I guess many TOC implementations go through something like this. The chances are that DBR, sDBR, CCPM, etc will be of value, but first we need to ensure that this particular organisation does have the generic conflict, as a root cause, and that there are no other unique UDEs that change the fundamental issue?
Jelena Fedurko: Ian, you are’ raising an important issue regarding the process of working with the cloud. If it is a structured work, then the stage of developing/looking for an injection is after the assumptions have been surfaced, you take assumptions one by one and start recording your thinking with which you challenge each assumption. Usually, after a few sentences one starts seeing the direction in which to develop an Injection. In this sense, it SHOULD fit the analysis since it is the logical outcome of it, However, since the matter that we analyse in the cloud is significant for us (otherwise we wouldn’t go for all the logical work), we cannot switch off our head, and keep on thinking about the matter also when we are not working with the Cloud. Then, yes, when an idea comes – it should be checked through the needs and assumptions – does it fit with the analysis?
And my thoughts about the second part of your comment – “The chances are that DBR, sDBR, CCPM, etc will be of value, but first we need to ensure that this particular organisation does have the generic conflict, as a root cause, and that there are no other unique UDEs that change the fundamental issue?”

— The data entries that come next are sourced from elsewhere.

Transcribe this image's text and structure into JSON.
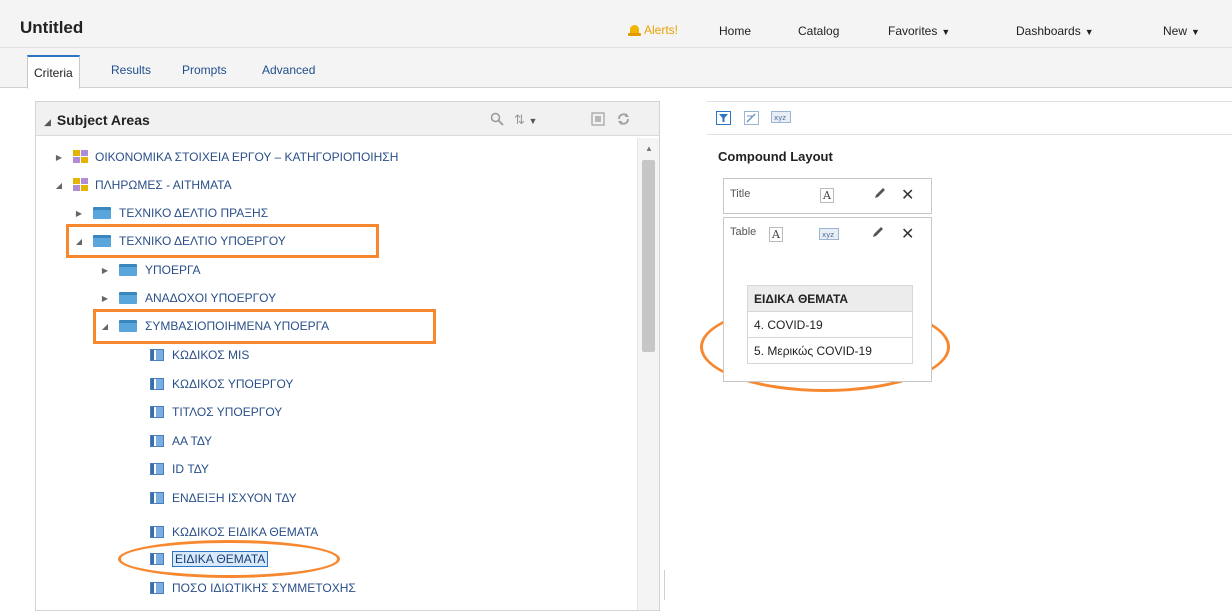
{
  "header": {
    "title": "Untitled",
    "alerts_label": "Alerts!",
    "nav": [
      {
        "label": "Home",
        "caret": false
      },
      {
        "label": "Catalog",
        "caret": false
      },
      {
        "label": "Favorites",
        "caret": true
      },
      {
        "label": "Dashboards",
        "caret": true
      },
      {
        "label": "New",
        "caret": true
      }
    ]
  },
  "tabs": [
    "Criteria",
    "Results",
    "Prompts",
    "Advanced"
  ],
  "subject_areas": {
    "title": "Subject Areas",
    "toolbar_icons": [
      "search-icon",
      "sort-icon",
      "view-options-icon",
      "refresh-icon"
    ],
    "tree": [
      {
        "label": "ΟΙΚΟΝΟΜΙΚΑ ΣΤΟΙΧΕΙΑ ΕΡΓΟΥ – ΚΑΤΗΓΟΡΙΟΠΟΙΗΣΗ",
        "type": "area",
        "state": "collapsed"
      },
      {
        "label": "ΠΛΗΡΩΜΕΣ - ΑΙΤΗΜΑΤΑ",
        "type": "area",
        "state": "expanded"
      },
      {
        "label": "ΤΕΧΝΙΚΟ ΔΕΛΤΙΟ ΠΡΑΞΗΣ",
        "type": "folder",
        "state": "collapsed"
      },
      {
        "label": "ΤΕΧΝΙΚΟ ΔΕΛΤΙΟ ΥΠΟΕΡΓΟΥ",
        "type": "folder",
        "state": "expanded"
      },
      {
        "label": "ΥΠΟΕΡΓΑ",
        "type": "folder",
        "state": "collapsed"
      },
      {
        "label": "ΑΝΑΔΟΧΟΙ ΥΠΟΕΡΓΟΥ",
        "type": "folder",
        "state": "collapsed"
      },
      {
        "label": "ΣΥΜΒΑΣΙΟΠΟΙΗΜΕΝΑ ΥΠΟΕΡΓΑ",
        "type": "folder",
        "state": "expanded"
      },
      {
        "label": "ΚΩΔΙΚΟΣ MIS",
        "type": "column"
      },
      {
        "label": "ΚΩΔΙΚΟΣ ΥΠΟΕΡΓΟΥ",
        "type": "column"
      },
      {
        "label": "ΤΙΤΛΟΣ ΥΠΟΕΡΓΟΥ",
        "type": "column"
      },
      {
        "label": "ΑΑ ΤΔΥ",
        "type": "column"
      },
      {
        "label": "ID ΤΔΥ",
        "type": "column"
      },
      {
        "label": "ΕΝΔΕΙΞΗ ΙΣΧΥΟΝ ΤΔΥ",
        "type": "column"
      },
      {
        "label": "ΚΩΔΙΚΟΣ ΕΙΔΙΚΑ ΘΕΜΑΤΑ",
        "type": "column"
      },
      {
        "label": "ΕΙΔΙΚΑ ΘΕΜΑΤΑ",
        "type": "column",
        "selected": true
      },
      {
        "label": "ΠΟΣΟ ΙΔΙΩΤΙΚΗΣ ΣΥΜΜΕΤΟΧΗΣ",
        "type": "column"
      }
    ]
  },
  "layout": {
    "toolbar_icons": [
      "filter-icon",
      "edit-view-icon",
      "text-view-icon"
    ],
    "compound_title": "Compound Layout",
    "title_view": {
      "label": "Title"
    },
    "table_view": {
      "label": "Table",
      "header": "ΕΙΔΙΚΑ ΘΕΜΑΤΑ",
      "rows": [
        "4. COVID-19",
        "5. Μερικώς COVID-19"
      ]
    }
  },
  "colors": {
    "highlight": "#f7882f",
    "link": "#2a4f88",
    "alert": "#e7a200",
    "tab_accent": "#2c75c4"
  }
}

Yes, any TOC logistical solution is the solution of a problem. This problem manifests itself in a set of UDEs. If the company operates in the area for which the solution was developed, and the company has those UDEs that the solution was built to remove , then yes, the solution will work. What you call a “unique UDE” – will require a further development of the standard solution, What I would think of a factor that can change the fundamental issue is not an UDE in the logistical area, but a deep conflict of interests between the equally influential parties in the company, or some business practices that do not fit the solution, Both are obstacles for the implementation, rather than system UDEs.
Ian Heptinstall: I was thinking not so much changing the fundamental issue, but maybe an additional set of circumstances (like the shoulders of giant idea, where there is some overlooked aspect)..An example in projects is when most of the work is done by contracted 3rd parties. CCPM, and the core project issues are still there, but contracting practices also have to be taken account of. They create a whole set of different UDEs.
Jelena Fedurko: Agree absolutely